“I combined that appreciation of language and poetry with the observation of where we grew up — the Southern California experience — and I came up with “Surfin,” “Surfin Safari,” “Surfin USA,” “I Get Around,” and “Fun, Fun, Fun,” Love told the Press.
“I came up with an idea with my cousin, Brian, to say, ‘let’s do a song about a girl who borrows her dad’s car and tells him she’s got to go to the library to study, but she doesn’t — she goes out and cruises with her friends, to see and be seen’,” he said of the latter song’s conception. “That was just part of Americana growing up.”
Love also credits his artistic capacities and general attitudes to his household. Always occupying the role as joker of the group, fans have for decades, doted upon the singer’s humorous ad-libs and vocalizations, honks, hoots and tootles that have added liveliness and character to even the most abstruse of Brian’s heady compositions.
“It’s a family tradition,” the frontman said in that iconically comic tone of his. “We used to sit around the dining room table and crack jokes. It’s just how we grew up, you know? My dad was a very hard working guy, but he was capable of some pretty cut and dry observations. He had a sense of humor and all my brothers and sisters would all have at it at each other. It just became a way we communicated.”
“I think (having a) sense of humor played a big part as a release of stress,” he added.
In addition to imparting a strong sense of whimsy to his everyday demeanor, Love’s family ties have also positioned the American Midwest to a special place in his heart, a fact embodied by those classic lines the group’s 1965 anthem to American maidens, “California Girls”: “The Midwest farmer's daughters really make you feel alright,” Love croons on the record. “And the Northern girls with the way they kiss/ they keep their boyfriends warm at night.”

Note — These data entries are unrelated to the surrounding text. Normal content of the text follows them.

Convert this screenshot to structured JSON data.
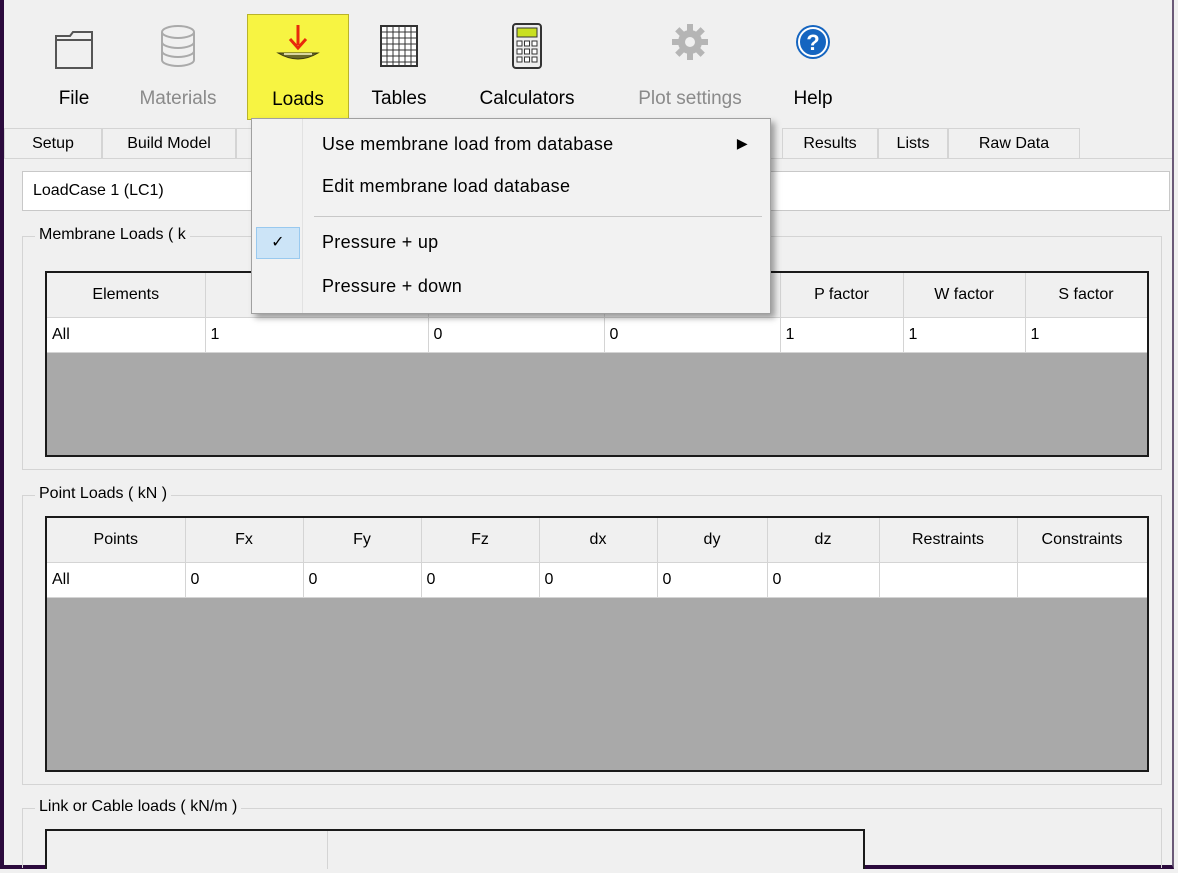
{
  "toolbar": {
    "buttons": [
      {
        "label": "File",
        "icon": "folder-icon",
        "enabled": true
      },
      {
        "label": "Materials",
        "icon": "database-icon",
        "enabled": false
      },
      {
        "label": "Loads",
        "icon": "loads-icon",
        "enabled": true,
        "active": true
      },
      {
        "label": "Tables",
        "icon": "table-grid-icon",
        "enabled": true
      },
      {
        "label": "Calculators",
        "icon": "calculator-icon",
        "enabled": true
      },
      {
        "label": "Plot settings",
        "icon": "gear-icon",
        "enabled": false
      },
      {
        "label": "Help",
        "icon": "help-icon",
        "enabled": true
      }
    ]
  },
  "tabs": [
    "Setup",
    "Build Model",
    "Results",
    "Lists",
    "Raw Data"
  ],
  "loadcase": {
    "value": "LoadCase 1   (LC1)"
  },
  "membrane": {
    "title": "Membrane Loads ( k",
    "headers": [
      "Elements",
      "",
      "",
      "",
      "P factor",
      "W factor",
      "S factor"
    ],
    "rows": [
      [
        "All",
        "1",
        "0",
        "0",
        "1",
        "1",
        "1"
      ]
    ]
  },
  "point": {
    "title": "Point Loads ( kN )",
    "headers": [
      "Points",
      "Fx",
      "Fy",
      "Fz",
      "dx",
      "dy",
      "dz",
      "Restraints",
      "Constraints"
    ],
    "rows": [
      [
        "All",
        "0",
        "0",
        "0",
        "0",
        "0",
        "0",
        "",
        ""
      ]
    ]
  },
  "link": {
    "title": "Link or Cable loads ( kN/m )"
  },
  "menu": {
    "items": [
      {
        "label": "Use membrane load from database",
        "submenu": true
      },
      {
        "label": "Edit membrane load database"
      },
      {
        "label": "Pressure + up",
        "checked": true
      },
      {
        "label": "Pressure + down"
      }
    ]
  },
  "colors": {
    "active_button": "#f7f442",
    "grid_empty": "#a9a9a9",
    "menu_check": "#cce4f7",
    "loads_arrow": "#e8290b"
  }
}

“We’ve always appreciated the history of the West,” Love said, also pointing to a song entitled “Heroes and Villains,” the lead track off their 1967 album, “Smiley Smile,” the lyrics of which were inspired by Marty Robbins’ 1959 country and western hit, “El Paso.”
“My mother was born in Hutchinson, Kansas, and the Wilson brother’s mom was born in Minneapolis to German parents, so yeah, we have those Midwest connections,” the singer told the Press before he admitted to hastily penning the lyrics to “California Girls.”
“My cousin Brian was doing the track with the Wrecking Crew (an ensemble of renowned studio musicians which included the likes of Glen Campbell and Carol Kaye) and I stepped out in the hallway and I came up with the lyrics,” he confessed. “Brian had the chorus, but he didn’t have any of the verses so I went out and wrote the verses.”
“It came together beautifully,” the musician said with a timbre of satisfaction in his voice.